Facultad de Ciencias Económicas | fce.ufm.edu | 4 Lecciones

The Austrian School in Historical Context: Its Rebirth and Continuing Relevance
(Session I)

Aletse López  | 11 de enero de 2019  | Vistas: 339

Austrian School Of Economics Economic Calculation Free Market Freedom

In 1974, the Institute for Humane Studies organized the first Austrian School conference starring Israel Kirzner, Ludwig Lachmann, Murray Rothbard and Friedrich Hayek which became the catalyst for the revival of this school of thought. In this video, Richard Ebeling, himself part of the Austrian School Family Tree, shares the major contributions made by the leading Austrian economists and their impact in today’s conception of Economy.

The Austrian School began with Carl Menger in 1871 with his book Principles of Economics, and his concept of marginal utility. His second major was focused on spontaneous order and social evolution. He defended that society is not the creation of the state, but from the individual interaction, pursuing their own interests and as an outcome creating market rules, language, ethics and morals. He was the inspiration of Eugen von Böhm-Bawer and Friedrich von Wieser.

The Austrian School, if it was mention at all, was considered mealy a chapter in the history of economic ideas that made some interesting contributions in the past. But it was a closed chapter, because economists and the economic profession had move on.“

Hans Mayer, one of Austrian School economists that is not well-known due to his infamous behavior during WWII collaborating with the Nazi regime, developed an Austrian Theory based on the Consumption Planning and he defended that Economics is the study of human choice, when means are scarce and are allocated among competing ends, which inspired Lionel Robbins in his own economics’ concept.

The Austrian School was a wide and vibrant movement in the 1920s and 1930s.”

Ebeling proceeds to present the most prominent Austrian Economists and their contributions to the history of Economics, Ludwig von Mises and his own follower Friedrich Hayek. While Mises is famous for challenging socialism by marking out the inefficiency of government due to lack of economic calculation, Hayek is known for the Theory of Business Cycle and his book Road to Serfdom.

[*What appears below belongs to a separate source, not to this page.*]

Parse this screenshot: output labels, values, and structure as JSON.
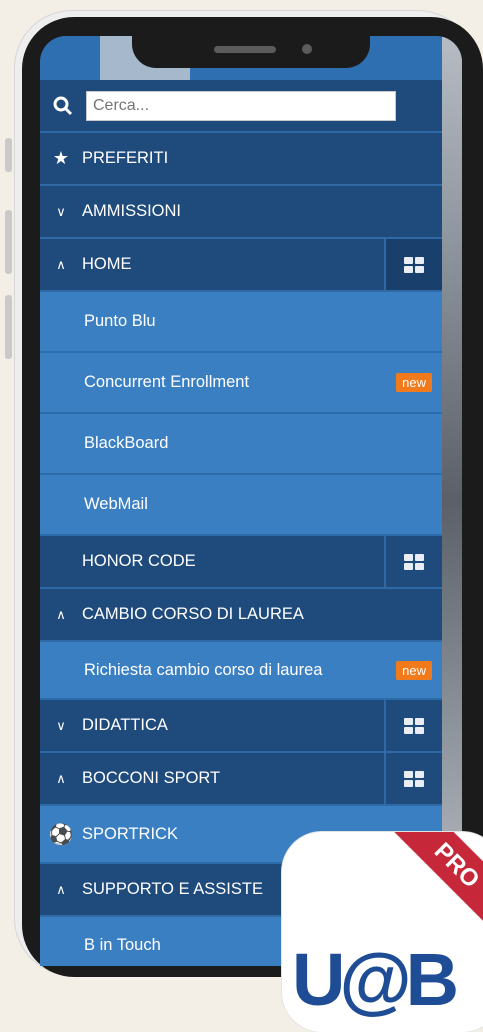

Ludwig Lachmann, Israel Kirzner and Murray Rothbard are also leading figures in this school that made important contributions as well and inspire Richard Ebeling himself. In conclusion, Ebeling highlights the relevance of these ideas that give an insight in society and offer freedom and prosperity.

Check out Richard’s Ebeling lecture on Austrian Economics and Public Choice Theory.


Author, economist, professor and honorary doctor of UFM